[Saved entries]
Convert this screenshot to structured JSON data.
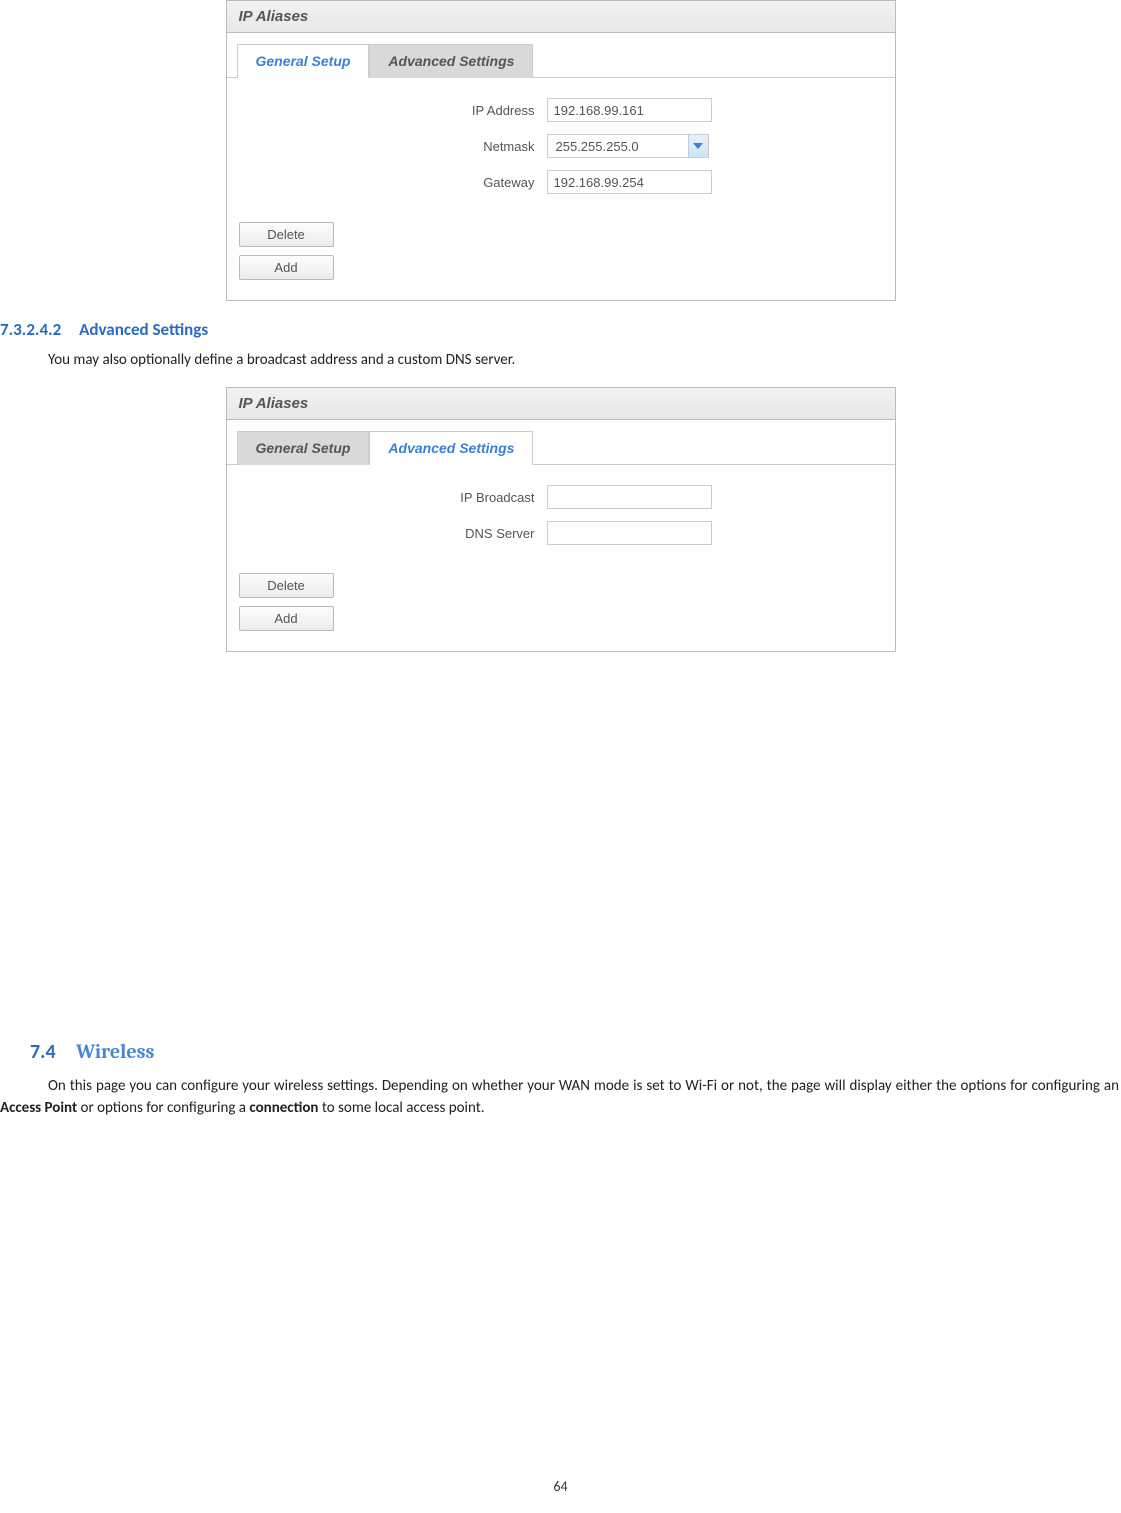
{
  "panel1": {
    "title": "IP Aliases",
    "tabs": {
      "general": "General Setup",
      "advanced": "Advanced Settings"
    },
    "fields": {
      "ip_address_label": "IP Address",
      "ip_address_value": "192.168.99.161",
      "netmask_label": "Netmask",
      "netmask_value": "255.255.255.0",
      "gateway_label": "Gateway",
      "gateway_value": "192.168.99.254"
    },
    "buttons": {
      "delete": "Delete",
      "add": "Add"
    }
  },
  "section_7_3_2_4_2": {
    "number": "7.3.2.4.2",
    "title": "Advanced Settings",
    "body": "You may also optionally define a broadcast address and a custom DNS server."
  },
  "panel2": {
    "title": "IP Aliases",
    "tabs": {
      "general": "General Setup",
      "advanced": "Advanced Settings"
    },
    "fields": {
      "ip_broadcast_label": "IP Broadcast",
      "ip_broadcast_value": "",
      "dns_server_label": "DNS Server",
      "dns_server_value": ""
    },
    "buttons": {
      "delete": "Delete",
      "add": "Add"
    }
  },
  "section_7_4": {
    "number": "7.4",
    "title": "Wireless",
    "body_prefix": "On this page you can configure your wireless settings. Depending on whether your WAN mode is set to Wi-Fi or not, the page will display either the options for configuring an ",
    "bold1": "Access Point",
    "body_mid": " or options for configuring a ",
    "bold2": "connection",
    "body_suffix": " to some local access point."
  },
  "page_number": "64"
}
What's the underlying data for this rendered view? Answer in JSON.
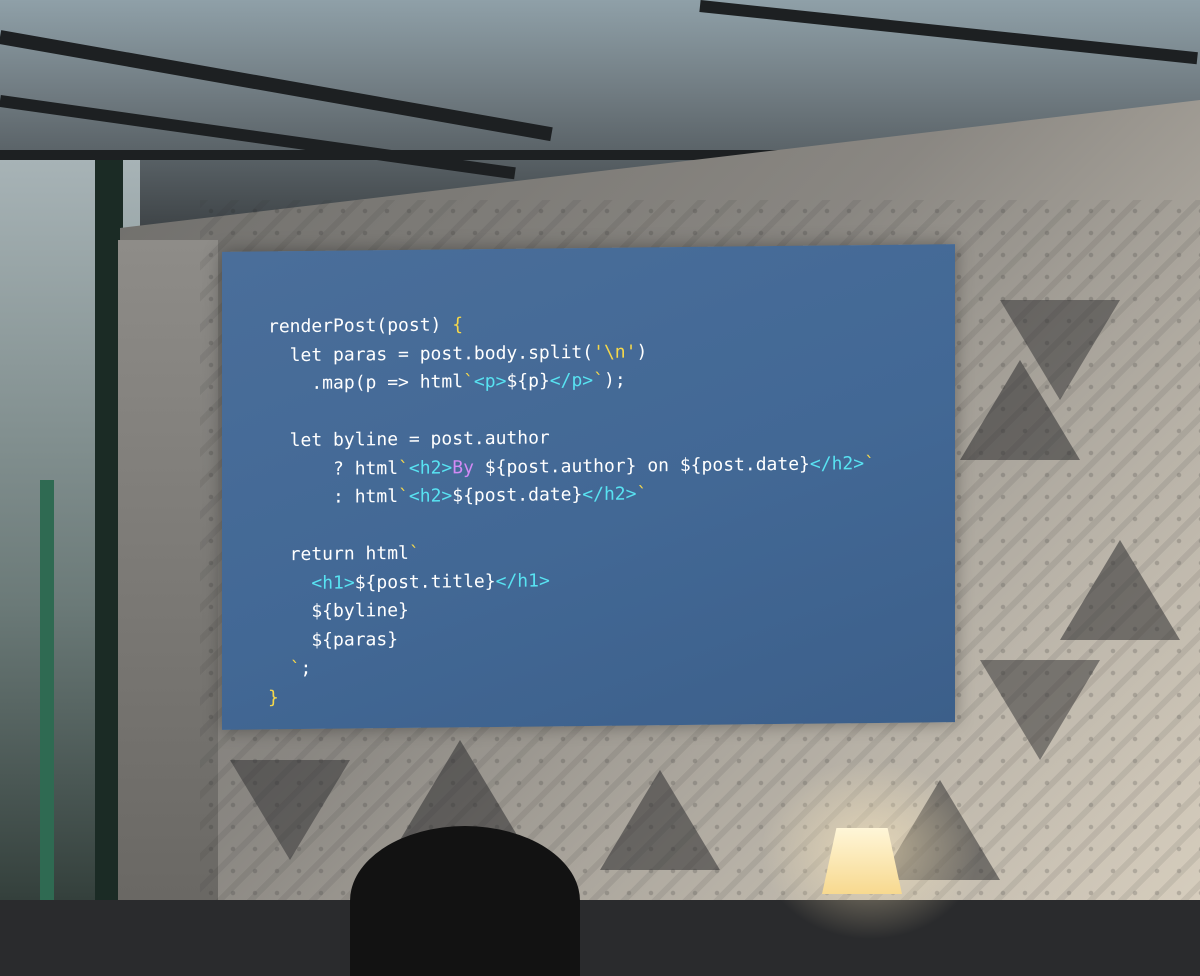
{
  "slide": {
    "code_lines": [
      [
        {
          "t": "renderPost(post) ",
          "c": "white"
        },
        {
          "t": "{",
          "c": "yellow"
        }
      ],
      [
        {
          "t": "  let paras = post.body.split(",
          "c": "white"
        },
        {
          "t": "'\\n'",
          "c": "yellow"
        },
        {
          "t": ")",
          "c": "white"
        }
      ],
      [
        {
          "t": "    .map(p => html",
          "c": "white"
        },
        {
          "t": "`",
          "c": "yellow"
        },
        {
          "t": "<p>",
          "c": "cyan"
        },
        {
          "t": "${p}",
          "c": "white"
        },
        {
          "t": "</p>",
          "c": "cyan"
        },
        {
          "t": "`",
          "c": "yellow"
        },
        {
          "t": ");",
          "c": "white"
        }
      ],
      [
        {
          "t": "",
          "c": "white"
        }
      ],
      [
        {
          "t": "  let byline = post.author",
          "c": "white"
        }
      ],
      [
        {
          "t": "      ? html",
          "c": "white"
        },
        {
          "t": "`",
          "c": "yellow"
        },
        {
          "t": "<h2>",
          "c": "cyan"
        },
        {
          "t": "By ",
          "c": "purple"
        },
        {
          "t": "${post.author}",
          "c": "white"
        },
        {
          "t": " on ",
          "c": "white"
        },
        {
          "t": "${post.date}",
          "c": "white"
        },
        {
          "t": "</h2>",
          "c": "cyan"
        },
        {
          "t": "`",
          "c": "yellow"
        }
      ],
      [
        {
          "t": "      : html",
          "c": "white"
        },
        {
          "t": "`",
          "c": "yellow"
        },
        {
          "t": "<h2>",
          "c": "cyan"
        },
        {
          "t": "${post.date}",
          "c": "white"
        },
        {
          "t": "</h2>",
          "c": "cyan"
        },
        {
          "t": "`",
          "c": "yellow"
        }
      ],
      [
        {
          "t": "",
          "c": "white"
        }
      ],
      [
        {
          "t": "  return html",
          "c": "white"
        },
        {
          "t": "`",
          "c": "yellow"
        }
      ],
      [
        {
          "t": "    ",
          "c": "white"
        },
        {
          "t": "<h1>",
          "c": "cyan"
        },
        {
          "t": "${post.title}",
          "c": "white"
        },
        {
          "t": "</h1>",
          "c": "cyan"
        }
      ],
      [
        {
          "t": "    ${byline}",
          "c": "white"
        }
      ],
      [
        {
          "t": "    ${paras}",
          "c": "white"
        }
      ],
      [
        {
          "t": "  ",
          "c": "white"
        },
        {
          "t": "`",
          "c": "yellow"
        },
        {
          "t": ";",
          "c": "white"
        }
      ],
      [
        {
          "t": "}",
          "c": "yellow"
        }
      ]
    ]
  },
  "colors": {
    "slide_bg": "#426895",
    "yellow": "#f6d84a",
    "cyan": "#58e3f2",
    "purple": "#d38af5",
    "white": "#ffffff"
  }
}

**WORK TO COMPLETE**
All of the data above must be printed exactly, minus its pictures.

**EXERCISE RESULT**
Convert this screenshot to structured JSON data.
{
  "panel1": {
    "title": "IP Aliases",
    "tabs": {
      "general": "General Setup",
      "advanced": "Advanced Settings"
    },
    "fields": {
      "ip_address_label": "IP Address",
      "ip_address_value": "192.168.99.161",
      "netmask_label": "Netmask",
      "netmask_value": "255.255.255.0",
      "gateway_label": "Gateway",
      "gateway_value": "192.168.99.254"
    },
    "buttons": {
      "delete": "Delete",
      "add": "Add"
    }
  },
  "section_7_3_2_4_2": {
    "number": "7.3.2.4.2",
    "title": "Advanced Settings",
    "body": "You may also optionally define a broadcast address and a custom DNS server."
  },
  "panel2": {
    "title": "IP Aliases",
    "tabs": {
      "general": "General Setup",
      "advanced": "Advanced Settings"
    },
    "fields": {
      "ip_broadcast_label": "IP Broadcast",
      "ip_broadcast_value": "",
      "dns_server_label": "DNS Server",
      "dns_server_value": ""
    },
    "buttons": {
      "delete": "Delete",
      "add": "Add"
    }
  },
  "section_7_4": {
    "number": "7.4",
    "title": "Wireless",
    "body_prefix": "On this page you can configure your wireless settings. Depending on whether your WAN mode is set to Wi-Fi or not, the page will display either the options for configuring an ",
    "bold1": "Access Point",
    "body_mid": " or options for configuring a ",
    "bold2": "connection",
    "body_suffix": " to some local access point."
  },
  "page_number": "64"
}
What's the underlying data for this rendered view? Answer in JSON.
{
  "slide": {
    "code_lines": [
      [
        {
          "t": "renderPost(post) ",
          "c": "white"
        },
        {
          "t": "{",
          "c": "yellow"
        }
      ],
      [
        {
          "t": "  let paras = post.body.split(",
          "c": "white"
        },
        {
          "t": "'\\n'",
          "c": "yellow"
        },
        {
          "t": ")",
          "c": "white"
        }
      ],
      [
        {
          "t": "    .map(p => html",
          "c": "white"
        },
        {
          "t": "`",
          "c": "yellow"
        },
        {
          "t": "<p>",
          "c": "cyan"
        },
        {
          "t": "${p}",
          "c": "white"
        },
        {
          "t": "</p>",
          "c": "cyan"
        },
        {
          "t": "`",
          "c": "yellow"
        },
        {
          "t": ");",
          "c": "white"
        }
      ],
      [
        {
          "t": "",
          "c": "white"
        }
      ],
      [
        {
          "t": "  let byline = post.author",
          "c": "white"
        }
      ],
      [
        {
          "t": "      ? html",
          "c": "white"
        },
        {
          "t": "`",
          "c": "yellow"
        },
        {
          "t": "<h2>",
          "c": "cyan"
        },
        {
          "t": "By ",
          "c": "purple"
        },
        {
          "t": "${post.author}",
          "c": "white"
        },
        {
          "t": " on ",
          "c": "white"
        },
        {
          "t": "${post.date}",
          "c": "white"
        },
        {
          "t": "</h2>",
          "c": "cyan"
        },
        {
          "t": "`",
          "c": "yellow"
        }
      ],
      [
        {
          "t": "      : html",
          "c": "white"
        },
        {
          "t": "`",
          "c": "yellow"
        },
        {
          "t": "<h2>",
          "c": "cyan"
        },
        {
          "t": "${post.date}",
          "c": "white"
        },
        {
          "t": "</h2>",
          "c": "cyan"
        },
        {
          "t": "`",
          "c": "yellow"
        }
      ],
      [
        {
          "t": "",
          "c": "white"
        }
      ],
      [
        {
          "t": "  return html",
          "c": "white"
        },
        {
          "t": "`",
          "c": "yellow"
        }
      ],
      [
        {
          "t": "    ",
          "c": "white"
        },
        {
          "t": "<h1>",
          "c": "cyan"
        },
        {
          "t": "${post.title}",
          "c": "white"
        },
        {
          "t": "</h1>",
          "c": "cyan"
        }
      ],
      [
        {
          "t": "    ${byline}",
          "c": "white"
        }
      ],
      [
        {
          "t": "    ${paras}",
          "c": "white"
        }
      ],
      [
        {
          "t": "  ",
          "c": "white"
        },
        {
          "t": "`",
          "c": "yellow"
        },
        {
          "t": ";",
          "c": "white"
        }
      ],
      [
        {
          "t": "}",
          "c": "yellow"
        }
      ]
    ]
  },
  "colors": {
    "slide_bg": "#426895",
    "yellow": "#f6d84a",
    "cyan": "#58e3f2",
    "purple": "#d38af5",
    "white": "#ffffff"
  }
}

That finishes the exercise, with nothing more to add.